Classic Computer Magazine Archive COMPUTE! ISSUE 165 / JUNE 1994 / PAGE 80

New news. (online communications) (Column)
by Robert Bixby

The many worlds of telecommunications are becoming one world. Over time, we are seeing fewer differences among the various methods of communication--less division, more synergy.

You can send faxes using your personal communicator and your cellular telephone, for example. The person receiving the fax might also be using a cellular telephone, a modem, a laptop, and OCR software to turn the fax into a computer text file. If I want to talk to my son in California, I need only send a message on his beeper, and he will call me back within minutes. My friend in Ann Arbor, Michigan, doesn't even have an answering machine, but I can reach her via the Internet anytime.

Everything is becoming attached to everything else. It is becoming a small (not to mention claustrophobic) world.

Many of the biggest stories on Wall Street have to do with telecommunications. Viacom purchases Paramount. Time Life merges with Warner Communications to form megamonolith Time Warner. Bell Atlantic attempts to merge with TCI in an effort to "wire the world" (a deal that eventually falls through, perhaps in part because of FCC attempts to keep cable prices low).

A few things are virtually assured. Most of the nation will soon be "wired" with fiber optics. Optical transmissions so dramatically broaden the bandwidth that your cable access will include things like movies on demand, a virtually unlimited range of entertainment and information services, and infomercials galore. But what is of interest to computer users is that fiber-optic cable will also provide a more efficient and useful means of distributing software (television programs, music, and movies are now called software as well, by the way). You'll be able to download the latest virtual-reality game in seconds, play it as often as you like on a pay-per-play basis, and then be done with it. You'll never have to worry about installation disks or hardware compatibility because the bytes will come down the cable and the computer hardware will be as standardized as televisions.

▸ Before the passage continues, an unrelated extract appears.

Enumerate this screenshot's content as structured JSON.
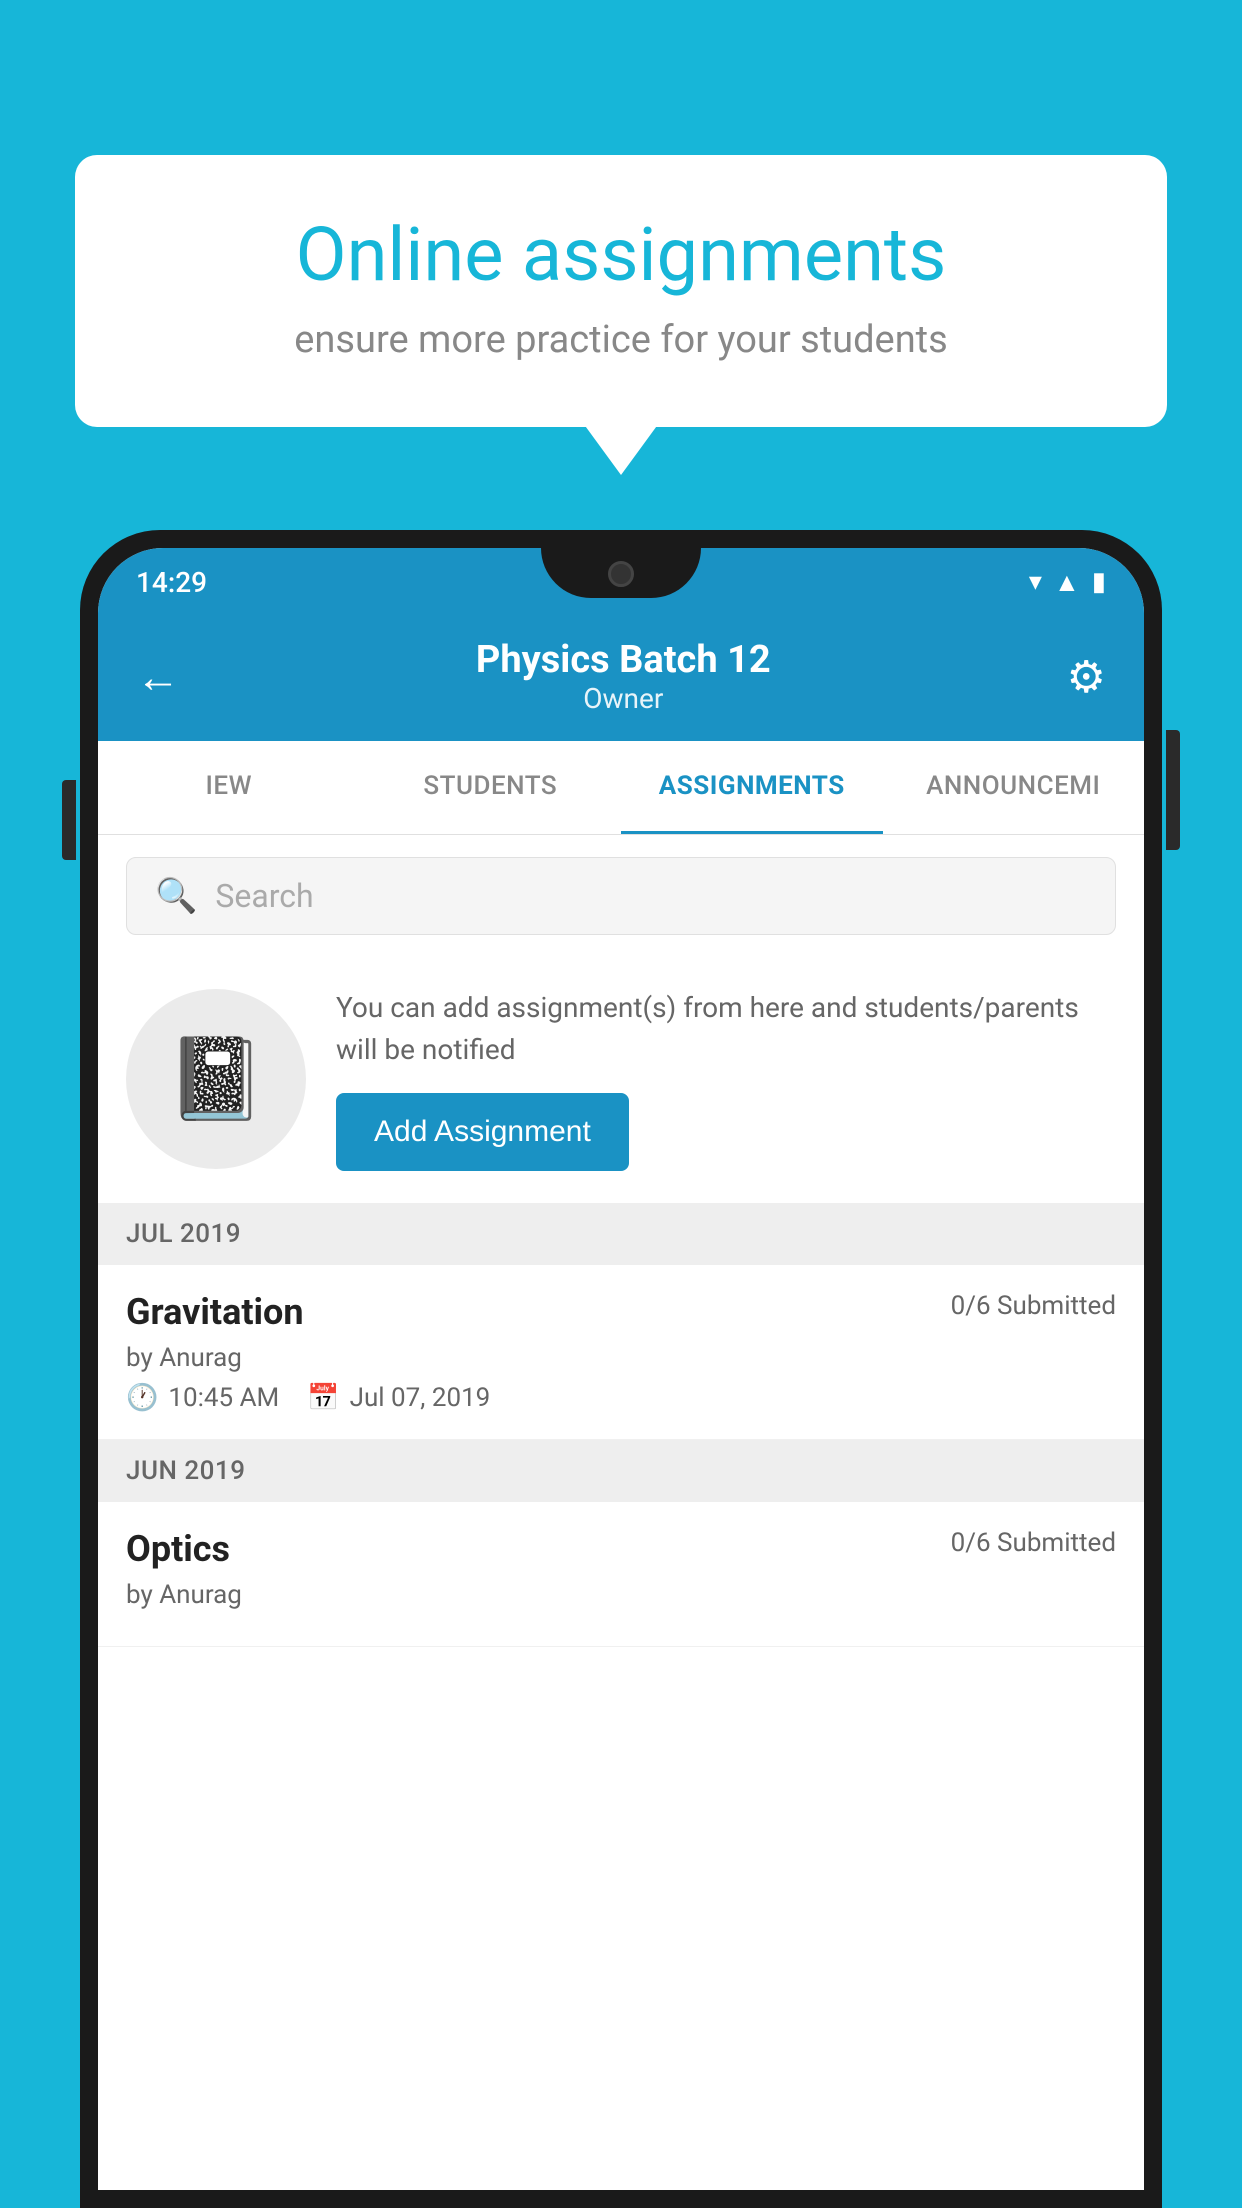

But beyond these basic predictions, any vision we can form of the future is probably wrong. The concepts of entertainment are certain to go through severe paradigm shifts over the coming years. Movies as we know them may cease to exist. They may come to resemble something like Access Software's Under a killing Moon, in which you can experience the movie from the inside, following leads and red herrings at will, or just explore an alien environment in realtime--an alien environment populated by big-name stars living out a plot devised by the likes of Elmore Leonard or Danielle Steel. If you're into music, you can jam elements of your favorite music videos (or even your favorite musicians) into a production created just for yourself. If you're into current events, join a salon discussing issues of concern.

One thing that is definitely not assured at this point is whether you will be able to afford access. Should the government provide assistance or tax credits for people who can't afford access otherwise? It's easy to imagine a future world without paper dictionaries or encyclopedias (or even libraries) in which cable access is a child's only means to conduct research or study for school. To paraphrase Ken Kesey, you're either on the net or off the net. If you're off the net, a world of opportunities and experiences might be closed to you.

This column will be about the online experience present and future. I'm counting on you to write to me and let me know your thoughts, your ideas, and your hopes. What do you think the future of online will hold? Does the government have a role to play in standardizing or providing access to the online world? (Vice President Al Gore seems to think so.) Is there any validity to the argument that the government, by its very presence, quashes innovation and creativity? And if so, how will this manifest itself when it comes to the so-called information superhighway?

But don't stop there. I'm also on the lookout for exciting things that are online now: discussion groups, databases, shareware, and so on. If you've downloaded a file that's particularly useful and you want to tell the world about it or if you've picked up a telecommunications program that does it all for you, let me know so I can tell others.

I'm looking for innovative ways to make use of what's available now, too. How are you using the powers of online communications to meet people, make money, and solve problems? There may be thousands of people waiting to hear how you do it so they can give it a try, too.

If you have an idea for a subject for this column, drop me a line. And if you have a question about telecommunications, this is the place to ask.